From first line to last, print the records exactly, but leave out the pictures.

== == ==

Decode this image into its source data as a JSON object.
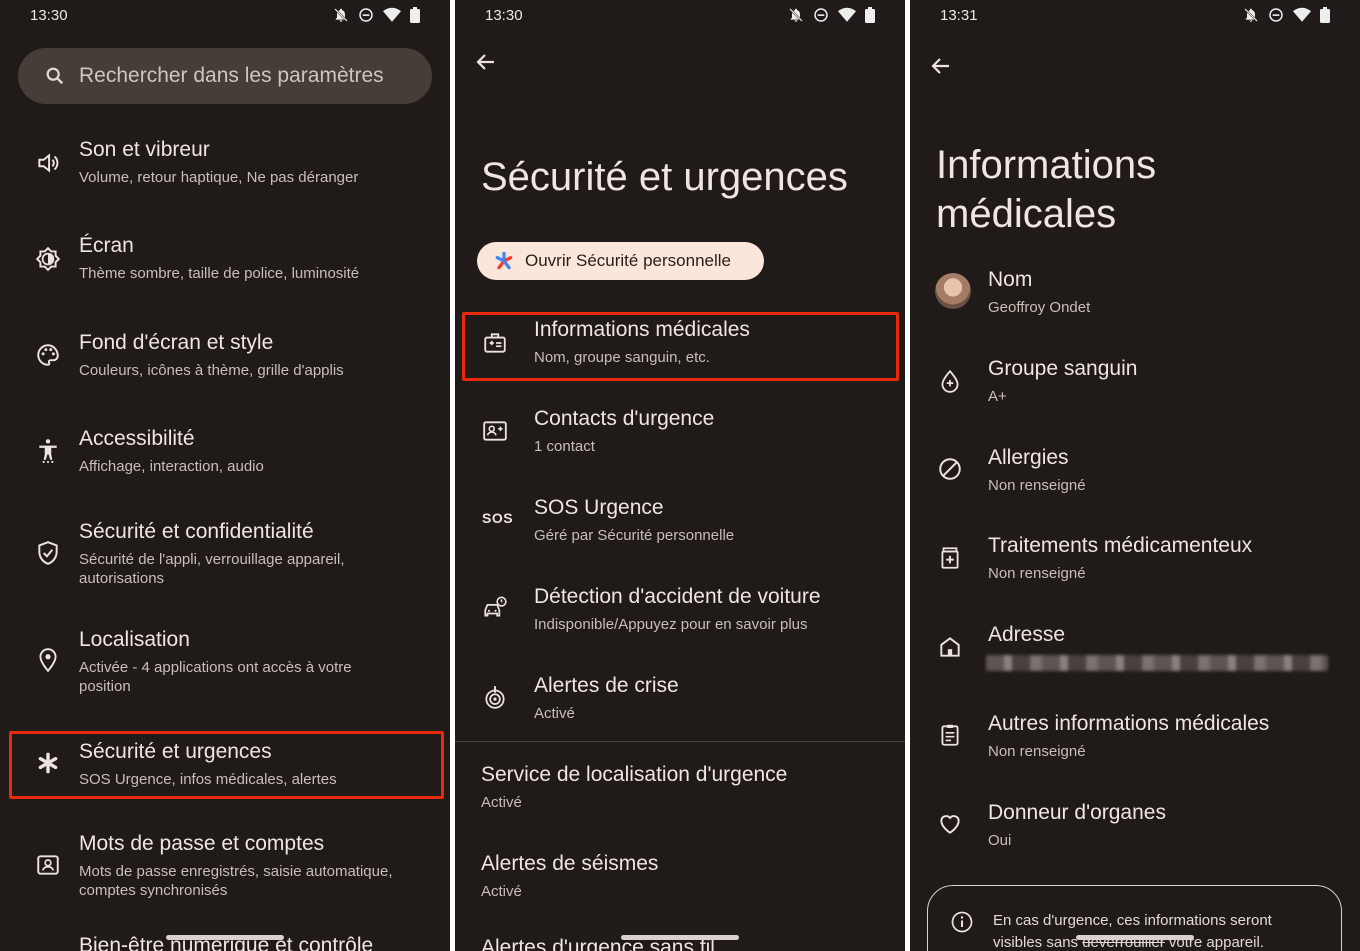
{
  "panel1": {
    "status": {
      "time": "13:30"
    },
    "search": {
      "placeholder": "Rechercher dans les paramètres"
    },
    "items": [
      {
        "title": "Son et vibreur",
        "sub": "Volume, retour haptique, Ne pas déranger",
        "icon": "volume-icon"
      },
      {
        "title": "Écran",
        "sub": "Thème sombre, taille de police, luminosité",
        "icon": "brightness-icon"
      },
      {
        "title": "Fond d'écran et style",
        "sub": "Couleurs, icônes à thème, grille d'applis",
        "icon": "palette-icon"
      },
      {
        "title": "Accessibilité",
        "sub": "Affichage, interaction, audio",
        "icon": "accessibility-icon"
      },
      {
        "title": "Sécurité et confidentialité",
        "sub": "Sécurité de l'appli, verrouillage appareil,",
        "sub2": "autorisations",
        "icon": "shield-icon"
      },
      {
        "title": "Localisation",
        "sub": "Activée - 4 applications ont accès à votre",
        "sub2": "position",
        "icon": "location-icon"
      },
      {
        "title": "Sécurité et urgences",
        "sub": "SOS Urgence, infos médicales, alertes",
        "icon": "asterisk-icon"
      },
      {
        "title": "Mots de passe et comptes",
        "sub": "Mots de passe enregistrés, saisie automatique,",
        "sub2": "comptes synchronisés",
        "icon": "account-box-icon"
      },
      {
        "title": "Bien-être numérique et contrôle",
        "icon": ""
      }
    ]
  },
  "panel2": {
    "status": {
      "time": "13:30"
    },
    "title": "Sécurité et urgences",
    "pill": "Ouvrir Sécurité personnelle",
    "items": [
      {
        "title": "Informations médicales",
        "sub": "Nom, groupe sanguin, etc.",
        "icon": "medical-id-icon"
      },
      {
        "title": "Contacts d'urgence",
        "sub": "1 contact",
        "icon": "contact-card-icon"
      },
      {
        "title": "SOS Urgence",
        "sub": "Géré par Sécurité personnelle",
        "icon": "sos-icon",
        "icon_text": "SOS"
      },
      {
        "title": "Détection d'accident de voiture",
        "sub": "Indisponible/Appuyez pour en savoir plus",
        "icon": "car-crash-icon"
      },
      {
        "title": "Alertes de crise",
        "sub": "Activé",
        "icon": "crisis-alert-icon"
      }
    ],
    "plain_items": [
      {
        "title": "Service de localisation d'urgence",
        "sub": "Activé"
      },
      {
        "title": "Alertes de séismes",
        "sub": "Activé"
      },
      {
        "title": "Alertes d'urgence sans fil"
      }
    ]
  },
  "panel3": {
    "status": {
      "time": "13:31"
    },
    "title_line1": "Informations",
    "title_line2": "médicales",
    "items": [
      {
        "title": "Nom",
        "sub": "Geoffroy Ondet",
        "icon": "avatar"
      },
      {
        "title": "Groupe sanguin",
        "sub": "A+",
        "icon": "blood-drop-icon"
      },
      {
        "title": "Allergies",
        "sub": "Non renseigné",
        "icon": "block-icon"
      },
      {
        "title": "Traitements médicamenteux",
        "sub": "Non renseigné",
        "icon": "medication-icon"
      },
      {
        "title": "Adresse",
        "sub": "",
        "icon": "home-icon"
      },
      {
        "title": "Autres informations médicales",
        "sub": "Non renseigné",
        "icon": "clipboard-icon"
      },
      {
        "title": "Donneur d'organes",
        "sub": "Oui",
        "icon": "heart-icon"
      }
    ],
    "info_line1": "En cas d'urgence, ces informations seront",
    "info_line2a": "visibles sans ",
    "info_line2b": "déverrouiller",
    "info_line2c": " votre appareil."
  },
  "colors": {
    "background": "#201a18",
    "highlight": "#e8290b",
    "pill": "#fbe6dc"
  }
}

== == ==

Written answer -
Decode this image into its source data as a JSON object.
{
  "panel1": {
    "status": {
      "time": "13:30"
    },
    "search": {
      "placeholder": "Rechercher dans les paramètres"
    },
    "items": [
      {
        "title": "Son et vibreur",
        "sub": "Volume, retour haptique, Ne pas déranger",
        "icon": "volume-icon"
      },
      {
        "title": "Écran",
        "sub": "Thème sombre, taille de police, luminosité",
        "icon": "brightness-icon"
      },
      {
        "title": "Fond d'écran et style",
        "sub": "Couleurs, icônes à thème, grille d'applis",
        "icon": "palette-icon"
      },
      {
        "title": "Accessibilité",
        "sub": "Affichage, interaction, audio",
        "icon": "accessibility-icon"
      },
      {
        "title": "Sécurité et confidentialité",
        "sub": "Sécurité de l'appli, verrouillage appareil,",
        "sub2": "autorisations",
        "icon": "shield-icon"
      },
      {
        "title": "Localisation",
        "sub": "Activée - 4 applications ont accès à votre",
        "sub2": "position",
        "icon": "location-icon"
      },
      {
        "title": "Sécurité et urgences",
        "sub": "SOS Urgence, infos médicales, alertes",
        "icon": "asterisk-icon"
      },
      {
        "title": "Mots de passe et comptes",
        "sub": "Mots de passe enregistrés, saisie automatique,",
        "sub2": "comptes synchronisés",
        "icon": "account-box-icon"
      },
      {
        "title": "Bien-être numérique et contrôle",
        "icon": ""
      }
    ]
  },
  "panel2": {
    "status": {
      "time": "13:30"
    },
    "title": "Sécurité et urgences",
    "pill": "Ouvrir Sécurité personnelle",
    "items": [
      {
        "title": "Informations médicales",
        "sub": "Nom, groupe sanguin, etc.",
        "icon": "medical-id-icon"
      },
      {
        "title": "Contacts d'urgence",
        "sub": "1 contact",
        "icon": "contact-card-icon"
      },
      {
        "title": "SOS Urgence",
        "sub": "Géré par Sécurité personnelle",
        "icon": "sos-icon",
        "icon_text": "SOS"
      },
      {
        "title": "Détection d'accident de voiture",
        "sub": "Indisponible/Appuyez pour en savoir plus",
        "icon": "car-crash-icon"
      },
      {
        "title": "Alertes de crise",
        "sub": "Activé",
        "icon": "crisis-alert-icon"
      }
    ],
    "plain_items": [
      {
        "title": "Service de localisation d'urgence",
        "sub": "Activé"
      },
      {
        "title": "Alertes de séismes",
        "sub": "Activé"
      },
      {
        "title": "Alertes d'urgence sans fil"
      }
    ]
  },
  "panel3": {
    "status": {
      "time": "13:31"
    },
    "title_line1": "Informations",
    "title_line2": "médicales",
    "items": [
      {
        "title": "Nom",
        "sub": "Geoffroy Ondet",
        "icon": "avatar"
      },
      {
        "title": "Groupe sanguin",
        "sub": "A+",
        "icon": "blood-drop-icon"
      },
      {
        "title": "Allergies",
        "sub": "Non renseigné",
        "icon": "block-icon"
      },
      {
        "title": "Traitements médicamenteux",
        "sub": "Non renseigné",
        "icon": "medication-icon"
      },
      {
        "title": "Adresse",
        "sub": "",
        "icon": "home-icon"
      },
      {
        "title": "Autres informations médicales",
        "sub": "Non renseigné",
        "icon": "clipboard-icon"
      },
      {
        "title": "Donneur d'organes",
        "sub": "Oui",
        "icon": "heart-icon"
      }
    ],
    "info_line1": "En cas d'urgence, ces informations seront",
    "info_line2a": "visibles sans ",
    "info_line2b": "déverrouiller",
    "info_line2c": " votre appareil."
  },
  "colors": {
    "background": "#201a18",
    "highlight": "#e8290b",
    "pill": "#fbe6dc"
  }
}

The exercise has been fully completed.